FDA nears decision authorizing COVID-19 treatment with convalescent plasma

Sources familiar with the issue say FDA may soon make a decision to authorize emergency use of blood plasma from recovered COVID-19 patients for treating those infected with the disease. Some physicians and hospitals already treat hospitalized COVID-19 patients with convalescent plasma under compassionate use and as part of studies.

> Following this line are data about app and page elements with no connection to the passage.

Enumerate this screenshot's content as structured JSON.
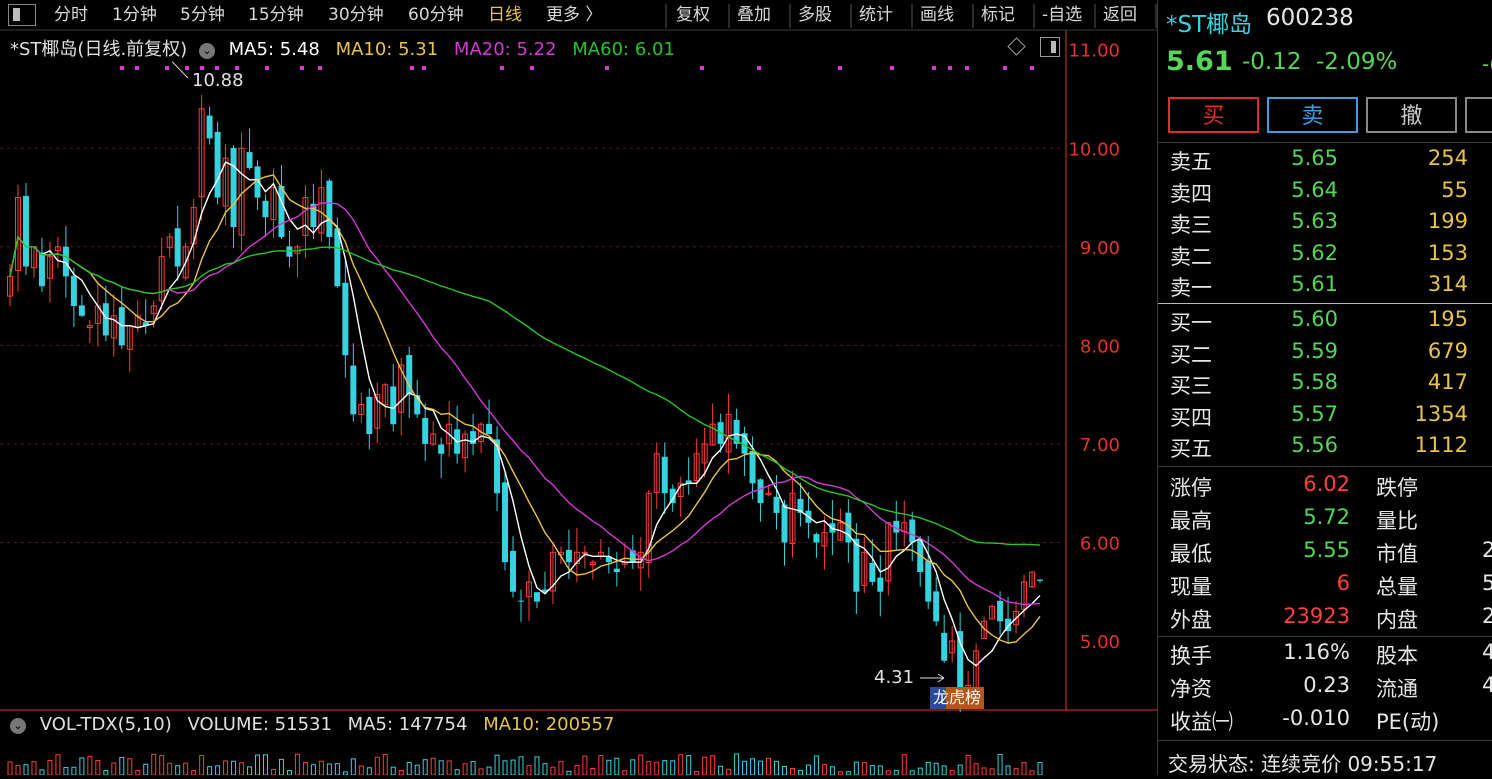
{
  "toolbar": {
    "periods": [
      "分时",
      "1分钟",
      "5分钟",
      "15分钟",
      "30分钟",
      "60分钟",
      "日线",
      "更多 〉"
    ],
    "active_period": "日线",
    "tools": [
      "复权",
      "叠加",
      "多股",
      "统计",
      "画线",
      "标记",
      "-自选",
      "返回"
    ]
  },
  "legend": {
    "name": "*ST椰岛(日线.前复权)",
    "ma5": "MA5: 5.48",
    "ma10": "MA10: 5.31",
    "ma20": "MA20: 5.22",
    "ma60": "MA60: 6.01"
  },
  "volume_legend": {
    "name": "VOL-TDX(5,10)",
    "volume": "VOLUME: 51531",
    "ma5": "MA5: 147754",
    "ma10": "MA10: 200557"
  },
  "annotations": {
    "high": "10.88",
    "low": "4.31",
    "badge": "龙虎榜"
  },
  "colors": {
    "up": "#ff3b3b",
    "down": "#35d2e0",
    "ma5": "#ffffff",
    "ma10": "#e8c24a",
    "ma20": "#d23ad6",
    "ma60": "#28c32a",
    "axis": "#e2332f",
    "buy_btn": "#e22b2b",
    "sell_btn": "#3aa0e0"
  },
  "chart_data": {
    "type": "candlestick",
    "ylim": [
      4.3,
      11.2
    ],
    "y_ticks": [
      "11.00",
      "10.00",
      "9.00",
      "8.00",
      "7.00",
      "6.00",
      "5.00"
    ],
    "close": [
      8.7,
      9.5,
      8.8,
      9.0,
      8.6,
      8.9,
      9.0,
      8.7,
      8.4,
      8.3,
      8.2,
      8.4,
      8.1,
      8.3,
      8.0,
      8.2,
      8.3,
      8.2,
      8.4,
      8.9,
      9.1,
      8.8,
      9.0,
      9.4,
      10.4,
      10.1,
      9.5,
      9.9,
      9.2,
      10.0,
      9.8,
      9.5,
      9.3,
      9.6,
      9.1,
      8.9,
      9.0,
      9.5,
      9.2,
      9.6,
      9.1,
      8.6,
      7.9,
      7.3,
      7.4,
      7.1,
      7.5,
      7.6,
      7.2,
      7.8,
      7.5,
      7.3,
      7.0,
      7.1,
      6.9,
      7.2,
      6.9,
      7.1,
      7.0,
      7.2,
      7.1,
      6.5,
      5.8,
      5.5,
      5.4,
      5.6,
      5.4,
      5.5,
      5.9,
      5.9,
      5.8,
      5.9,
      5.9,
      5.8,
      5.9,
      5.8,
      5.7,
      5.8,
      5.8,
      5.9,
      6.5,
      6.9,
      6.5,
      6.4,
      6.6,
      6.6,
      6.9,
      7.0,
      7.2,
      7.0,
      7.3,
      7.0,
      6.9,
      6.6,
      6.4,
      6.5,
      6.3,
      6.0,
      6.5,
      6.3,
      6.2,
      6.0,
      6.1,
      6.1,
      6.2,
      6.0,
      5.5,
      5.9,
      5.6,
      5.5,
      6.2,
      6.1,
      6.2,
      6.0,
      5.7,
      5.4,
      5.2,
      4.8,
      5.0,
      4.5,
      4.55,
      4.9,
      5.2,
      5.35,
      5.2,
      5.1,
      5.3,
      5.6,
      5.7,
      5.61
    ]
  },
  "quote": {
    "name": "*ST椰岛",
    "code": "600238",
    "price": "5.61",
    "change": "-0.12",
    "pct": "-2.09%",
    "extra": "-("
  },
  "buttons": {
    "buy": "买",
    "sell": "卖",
    "cancel": "撤"
  },
  "order_book": {
    "asks": [
      {
        "label": "卖五",
        "price": "5.65",
        "vol": "254"
      },
      {
        "label": "卖四",
        "price": "5.64",
        "vol": "55"
      },
      {
        "label": "卖三",
        "price": "5.63",
        "vol": "199"
      },
      {
        "label": "卖二",
        "price": "5.62",
        "vol": "153"
      },
      {
        "label": "卖一",
        "price": "5.61",
        "vol": "314"
      }
    ],
    "bids": [
      {
        "label": "买一",
        "price": "5.60",
        "vol": "195"
      },
      {
        "label": "买二",
        "price": "5.59",
        "vol": "679"
      },
      {
        "label": "买三",
        "price": "5.58",
        "vol": "417"
      },
      {
        "label": "买四",
        "price": "5.57",
        "vol": "1354"
      },
      {
        "label": "买五",
        "price": "5.56",
        "vol": "1112"
      }
    ]
  },
  "stats": [
    {
      "label": "涨停",
      "value": "6.02",
      "value_color": "#ff4040",
      "label2": "跌停",
      "value2": ""
    },
    {
      "label": "最高",
      "value": "5.72",
      "value_color": "#55d659",
      "label2": "量比",
      "value2": ""
    },
    {
      "label": "最低",
      "value": "5.55",
      "value_color": "#55d659",
      "label2": "市值",
      "value2": "2"
    },
    {
      "label": "现量",
      "value": "6",
      "value_color": "#ff4040",
      "label2": "总量",
      "value2": "5"
    },
    {
      "label": "外盘",
      "value": "23923",
      "value_color": "#ff4040",
      "label2": "内盘",
      "value2": "2"
    }
  ],
  "stats2": [
    {
      "label": "换手",
      "value": "1.16%",
      "label2": "股本",
      "value2": "4"
    },
    {
      "label": "净资",
      "value": "0.23",
      "label2": "流通",
      "value2": "4"
    },
    {
      "label": "收益㈠",
      "value": "-0.010",
      "label2": "PE(动)",
      "value2": ""
    }
  ],
  "status": {
    "text": "交易状态: 连续竞价 09:55:17"
  }
}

Sources familiar with the issue say FDA may soon make a decision to authorize emergency use of blood plasma from recovered COVID-19 patients for treating those infected with the disease. Some physicians and hospitals already treat hospitalized COVID-19 patients with convalescent plasma under compassionate use and as part of studies. An expanded-access program sponsored by FDA and supervised by the Rochester, MN-based Mayo Clinic has allowed more than 48,000 COVID-19 patients receive convalescent plasma. The program is also examining the treatment's safety. If FDA implements an emergency-use authorization, hospitals could access the therapy more easily. Initial studies suggest that convalescent plasma is generally safe to use and enhances the survival of hospitalized patients. Researchers at the University of Pittsburgh, Michigan Medicine, Medical University of South Carolina, and Stanford Medicine said this week they received federal funds for a 600-subject study that will in part examine the use of convalescent plasma in patients just starting to show symptoms.